It was this simple. I was pointed to a Rosso Lamborghini Aventador LP 700 and asked,
“Would you like a drive?”
The coastal Florida roads outside the Amelia Island Concours d’Elegance were thick with traffic, and worse, Highway Patrol and local deputies. They were hungry, looking for fools dumb enough to nail a 700-horsepower Lamborghini on their home turf after a day of snacking on new Porsches, AMG Mercedes-Benzes, Jaguar F-Types and a McLaren or two. Bring it on!
As has been tradition, this Lamborghini is named after a bull, a courageous beast that entered the Saragossa Arena in Spain in October 1993 and earned the “Trofeo de la Peña La Madroñera” for its courage. The occupant cell, including tub and roof, is a woven composite component that weighs just 325.18 pounds. Science aside, the LP700-4 (longitudinal position engine/700-horsepower/four-wheel-drive) is one badass-looking car, sleek and brutal. It’s 15.6-feet-long, a very low 3.6 feet high, and, at 7.4-feet, very wide!
The raked windshield is almost as laid back as the hood, with thin arcing pillars that flow into the slightly double-bubbled roof. The front fenders flow closely around the black 10-spoke alloy wheels wearing very low profile P255/35 ZR19-inch front Pirelli PZero rubber. Then the fender top line dips before rising and flaring wide over a side channel that incorporates a huge black-edged side engine intake over a flared lower sill. The rear fender’s top line flows into a wide set of muscular rear haunches that flow out to very neatly to frame a foot wider rear track and Pirelli P335/30 ZR20-inch rubber.
The Aventador’s rear end is just as dramatic. A trio of Y-shaped slim taillights is at the trailing edges of the flying buttresses. There are huge black mesh cooling vents on an angular rear bumper and a huge central exhaust pipe framed in an aerodynamic lower diffuser. The overall look from the rear is wide and brutal, hunkered down on very aggressive rubber. Like all V-12 Lamborghinis since the epic Countach of the 1980s, the long side doors on the Aventador pivot skyward from a front fender-hinged mechanism. You stick your right foot in and duck as you (fairly easily) lever yourself over the wide sills into a form-fitting leather bucket seat with double red stitching. Almost every surface is done in low-gloss leather with double red stitching along every edge that isn’t surfaced in aluminum.
to a top speed of 217 mph.
Strada gives you the most comfortable ride, firm but not objectionable. The LSR stays in a higher gear more often and lets the engine do the work. On a smooth road at 60 mph, the car is so quiet all you hear is a bit of tire hiss and the engine breathing behind you. Corsa really sharpens up steering feel and firms up the ride, even deploying dual wings at the trailing edge of the rear fenders. Put your tight foot down and the engine responds much faster, singing high to a redline past 8,000 rpm. The horizon just comes at you as the engine generates an amazing snarl, with a feral throttle blip on downshifts. It also sets up the Haldex AWD for a bit more front bias to help pull this supercar through the turns.
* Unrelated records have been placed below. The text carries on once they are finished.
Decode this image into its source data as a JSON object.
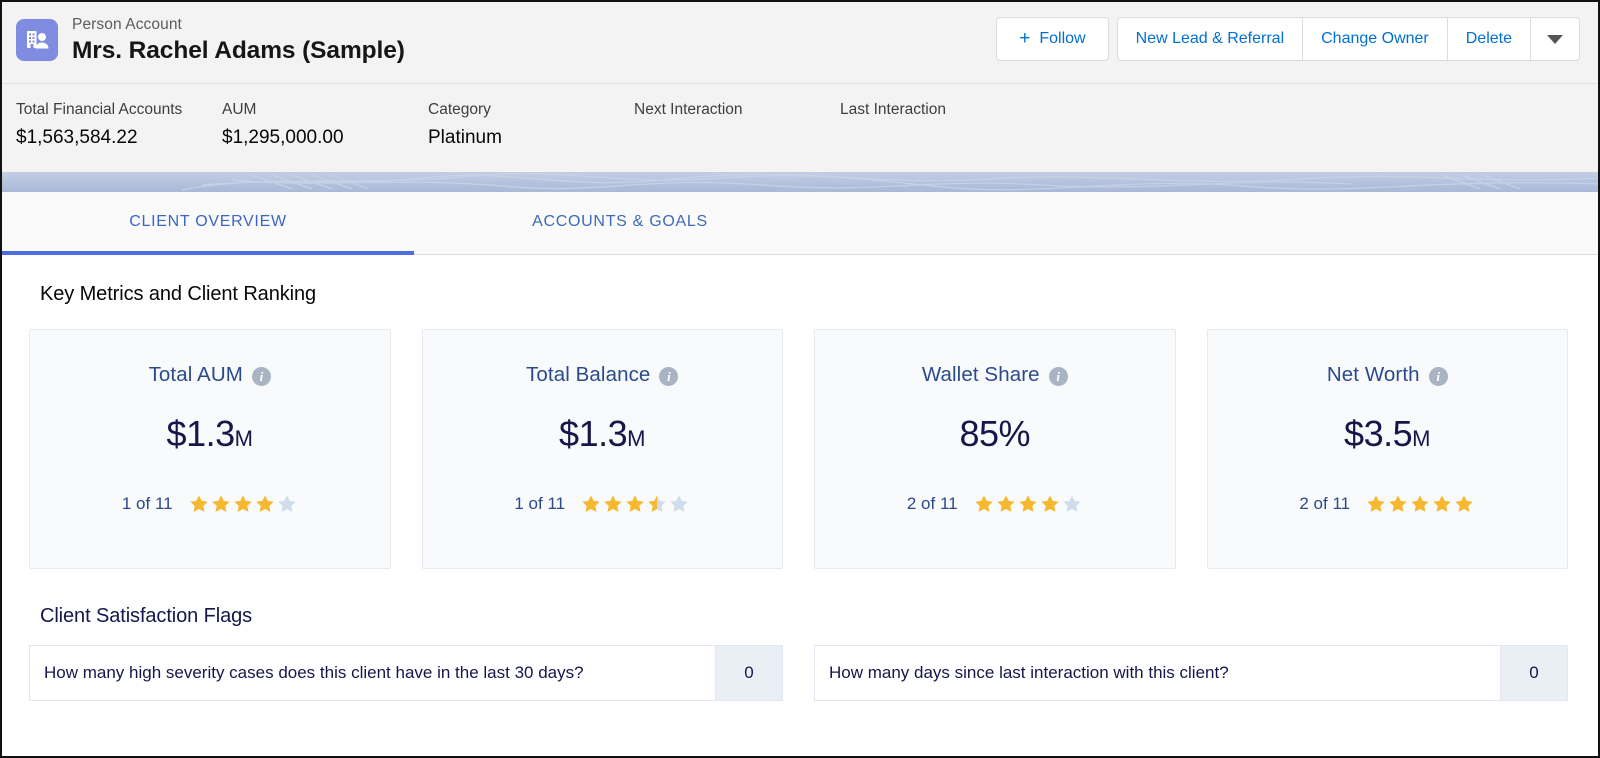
{
  "header": {
    "record_type": "Person Account",
    "record_name": "Mrs. Rachel Adams (Sample)",
    "entity_icon": "person-account-icon",
    "actions": {
      "follow": "Follow",
      "new_lead_referral": "New Lead & Referral",
      "change_owner": "Change Owner",
      "delete": "Delete",
      "more_caret": "chevron-down-icon"
    }
  },
  "highlights": [
    {
      "label": "Total Financial Accounts",
      "value": "$1,563,584.22"
    },
    {
      "label": "AUM",
      "value": "$1,295,000.00"
    },
    {
      "label": "Category",
      "value": "Platinum"
    },
    {
      "label": "Next Interaction",
      "value": ""
    },
    {
      "label": "Last Interaction",
      "value": ""
    }
  ],
  "tabs": [
    {
      "label": "CLIENT OVERVIEW",
      "active": true
    },
    {
      "label": "ACCOUNTS & GOALS",
      "active": false
    }
  ],
  "sections": {
    "key_metrics_title": "Key Metrics and Client Ranking",
    "satisfaction_title": "Client Satisfaction Flags"
  },
  "metrics": [
    {
      "label": "Total AUM",
      "value": "$1.3",
      "value_suffix": "M",
      "rank": "1 of 11",
      "stars_filled": 4,
      "stars_total": 5
    },
    {
      "label": "Total Balance",
      "value": "$1.3",
      "value_suffix": "M",
      "rank": "1 of 11",
      "stars_filled": 3.5,
      "stars_total": 5
    },
    {
      "label": "Wallet Share",
      "value": "85%",
      "value_suffix": "",
      "rank": "2 of 11",
      "stars_filled": 4,
      "stars_total": 5
    },
    {
      "label": "Net Worth",
      "value": "$3.5",
      "value_suffix": "M",
      "rank": "2 of 11",
      "stars_filled": 5,
      "stars_total": 5
    }
  ],
  "satisfaction_flags": [
    {
      "question": "How many high severity cases does this client have in the last 30 days?",
      "value": "0"
    },
    {
      "question": "How many days since last interaction with this client?",
      "value": "0"
    }
  ],
  "colors": {
    "brand_blue": "#0070d2",
    "tab_blue": "#3c65c4",
    "star_gold": "#f5b82e",
    "star_empty": "#cfdcec",
    "metric_label": "#2b4a8b",
    "icon_purple": "#7f8ce0",
    "banner": "#b5c3de"
  }
}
The Lamborghini Aventador is a $397,500 Supercar with everything we had in our drive as standard plus the $7,550 transparent three-panel roof, $4,900 parking sensors/backup camera and red brake calipers for $1,390. Total price sans destination: $411,340. While most of the Aventador’s competitors exude presence in appearance, price and power, and sound amazing when pushed, nothing matches the look and sound of a Lamborghini, especially one powered by a mid-mounted V-12 line that began with the Miura.
For more information about the latest from Lamborghini, please visit http://www.manhattanmotorcars.com/new-cars/?make=lamborghini